Don’t get me wrong, I’ve owned cars before, and I completely understand that life outside of a big city pretty much requires one. It’s just that I haven’t owned one in quite a while, and neither has my husband … we weren’t even sure where to start.
Spring has sprung! Well, actually, spring is still cowering in a corner like a frightened little girl, at least around these parts. But the day is coming when we’ll want to shed our parkas in favor of shorts, t-shirts, and even bathing suits.
I don’t know about you, but I spent most of this winter eating like a bear who forgot to hibernate. Consequently, I’ve got some extra pounds that need removal. Thankfully, I’ve also got a smartphone.
Plenty of apps can help with this challenge; my favorites include MyFitnessPal and RunKeeper, which have proven indispensable in recent years.
However, sometimes you need a little extra incentive, or at least a way to shake up your regular routine. That’s why I’m always on the lookout for apps that make fitness and weight-loss more fun, if not downright profitable. Here are three of the latest that can help you health yourself.
There are a lot of different looming crises that threaten to destroy this great country we call America: global warming, unemployment, Justin Bieber, nuclear war, asteroids. There’s one looming crisis that you probably don’t know about that’s more dangerous than all of the others combined. We’re heading for a serious bacon price hike. That’s right. The preferred breakfast meat of the proletariat may soon be only affordable to the 1%.

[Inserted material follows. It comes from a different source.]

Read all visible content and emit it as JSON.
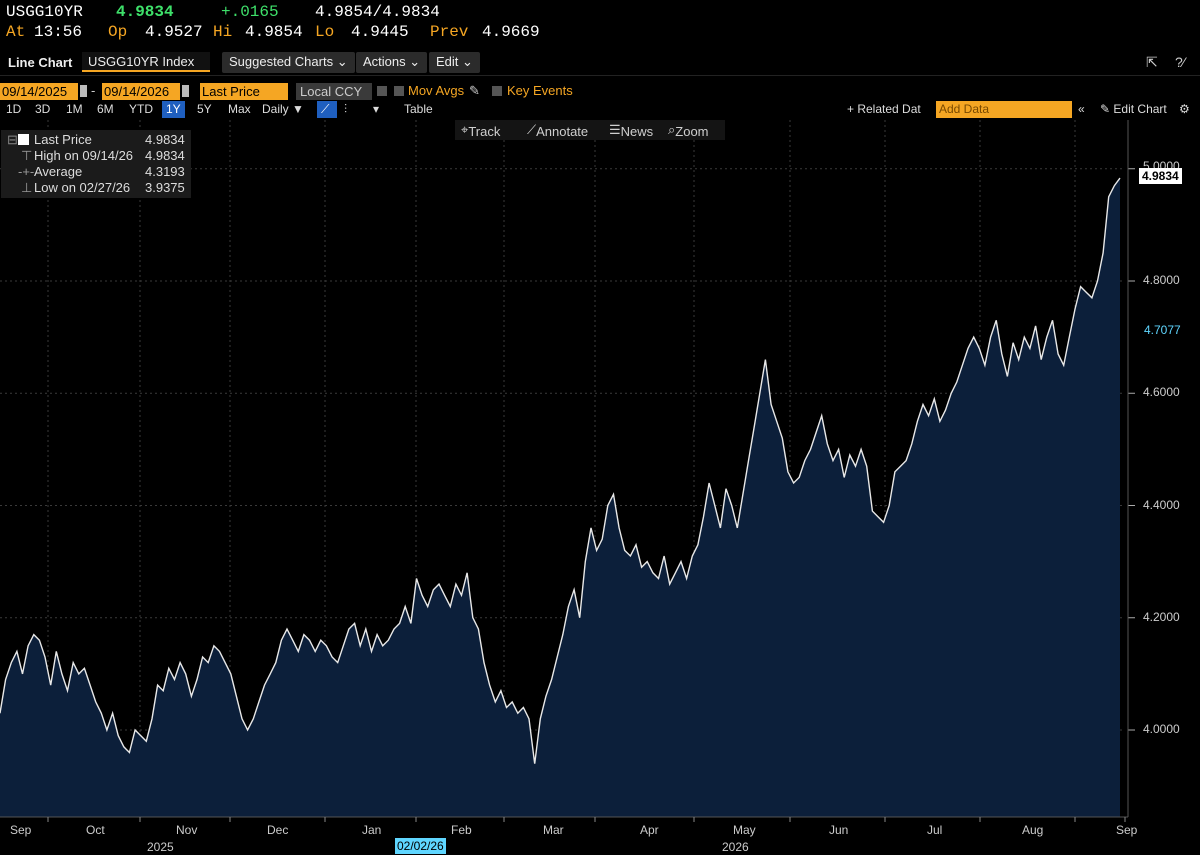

You may think I’m just a conspiracy nut, but I’ve got facts to back me up. In the past ten years, the price of bacon has skyrocketed from $3.16 a pound to $5.56 a pound. That’s a 75% increase in only ten years. To put that in perspective, bacon prices only increased 12% from 1984 to 1994. It wasn’t until the 90’s – when the no carb Atkins diet became super popular – that bacon prices started to climb uncontrollably. From 1994 through 2004, it increased 55%. If you think bacon prices are bad now, it’s going to just keep getting worse.